Most of us can think of things that seem unlucky, even if we also dismiss it as superstition. Walking under an open ladder, opening an umbrella inside, a black cat crossing our path—that sort of thing. In my family, my grandmother was the keeper of the family witchery, and her pet superstitions are ingrained on my soul. Never put shoes on a table or a hat on the bed. And white cats crossing her path were a concern but black cats were considered lucky.
Four-leaf clover-finding is another one of my unmarketable skills. The first time I visited the festival site at Wisteria, I spent much of my time looking down, then bending over and handing off a special clover to whoever was closest. Every time I revisit that sweet and magical land (it is reclaimed strip-mined acreage in Ohio and the healing energy is palpable), I do my best to keep my eyes on all the beautiful people and trees and not gather so many of those lucky little fellers.
What I have learned, funnily enough, is that the luckiest people I talk to are people who proclaim their good luck. They may have a lucky talisman they carry or they may claim it’s because they are descendants of Irish immigrants. Whatever the reason, these folks walk through the world understanding that the best will come to them and being grateful when it shows up. And if something distinctly “unlucky” happens to them, they tend to see how much worse it could have been and, once again, thank their “lucky stars.”
I challenge you to find your own talisman in the next few days and to proclaim yourself “lucky.” You may find a shiny penny on the sidewalk—see a penny, pick it up. All that day, you’ll have good luck. Or tape that clover I gave you at Wisteria onto a bit of heavy paper and tuck it in your wallet. Lucky. See how your new-found luck affects your attitude and then pass it on.
But avoid that lucky rabbit’s foot—there are much kinder talismans to carry.
Our thanks to Byron for her guest post!
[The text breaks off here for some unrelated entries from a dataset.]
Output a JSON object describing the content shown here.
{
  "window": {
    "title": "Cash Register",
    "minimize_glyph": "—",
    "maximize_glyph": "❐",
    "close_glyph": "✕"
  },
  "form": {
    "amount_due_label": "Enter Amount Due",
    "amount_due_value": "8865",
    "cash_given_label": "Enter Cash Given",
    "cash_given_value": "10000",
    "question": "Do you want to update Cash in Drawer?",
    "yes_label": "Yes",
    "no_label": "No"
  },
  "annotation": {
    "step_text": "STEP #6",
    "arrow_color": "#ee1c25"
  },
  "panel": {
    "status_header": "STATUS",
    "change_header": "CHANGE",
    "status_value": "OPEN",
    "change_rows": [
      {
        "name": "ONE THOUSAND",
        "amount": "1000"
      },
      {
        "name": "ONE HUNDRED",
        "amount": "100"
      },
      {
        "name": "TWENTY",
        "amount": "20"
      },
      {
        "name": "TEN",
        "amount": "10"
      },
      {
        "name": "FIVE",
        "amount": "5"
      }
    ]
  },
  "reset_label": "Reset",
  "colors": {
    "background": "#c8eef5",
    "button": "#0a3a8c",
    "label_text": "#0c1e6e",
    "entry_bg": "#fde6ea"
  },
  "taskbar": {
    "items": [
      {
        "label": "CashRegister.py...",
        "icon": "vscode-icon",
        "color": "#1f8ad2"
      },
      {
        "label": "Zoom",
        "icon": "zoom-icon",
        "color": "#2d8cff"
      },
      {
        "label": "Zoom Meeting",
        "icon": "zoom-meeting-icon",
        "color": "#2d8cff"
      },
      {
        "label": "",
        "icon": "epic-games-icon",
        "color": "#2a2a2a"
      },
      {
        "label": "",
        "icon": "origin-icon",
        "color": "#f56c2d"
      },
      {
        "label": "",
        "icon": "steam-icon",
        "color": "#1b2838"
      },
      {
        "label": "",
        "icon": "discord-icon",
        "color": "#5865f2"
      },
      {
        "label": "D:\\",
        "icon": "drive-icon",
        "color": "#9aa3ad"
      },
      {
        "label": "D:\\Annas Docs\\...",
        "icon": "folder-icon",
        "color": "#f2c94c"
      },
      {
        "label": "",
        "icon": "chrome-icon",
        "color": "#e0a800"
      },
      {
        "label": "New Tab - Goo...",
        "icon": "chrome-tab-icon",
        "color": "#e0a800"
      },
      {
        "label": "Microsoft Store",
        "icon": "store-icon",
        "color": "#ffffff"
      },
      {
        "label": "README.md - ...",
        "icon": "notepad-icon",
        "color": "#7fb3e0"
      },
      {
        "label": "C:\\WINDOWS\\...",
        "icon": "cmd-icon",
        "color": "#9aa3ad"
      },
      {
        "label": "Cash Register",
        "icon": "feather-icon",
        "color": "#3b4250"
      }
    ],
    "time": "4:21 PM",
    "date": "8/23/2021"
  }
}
For more from H. Byron Ballard, read her article “4 Things We Need for a Happy New Year.”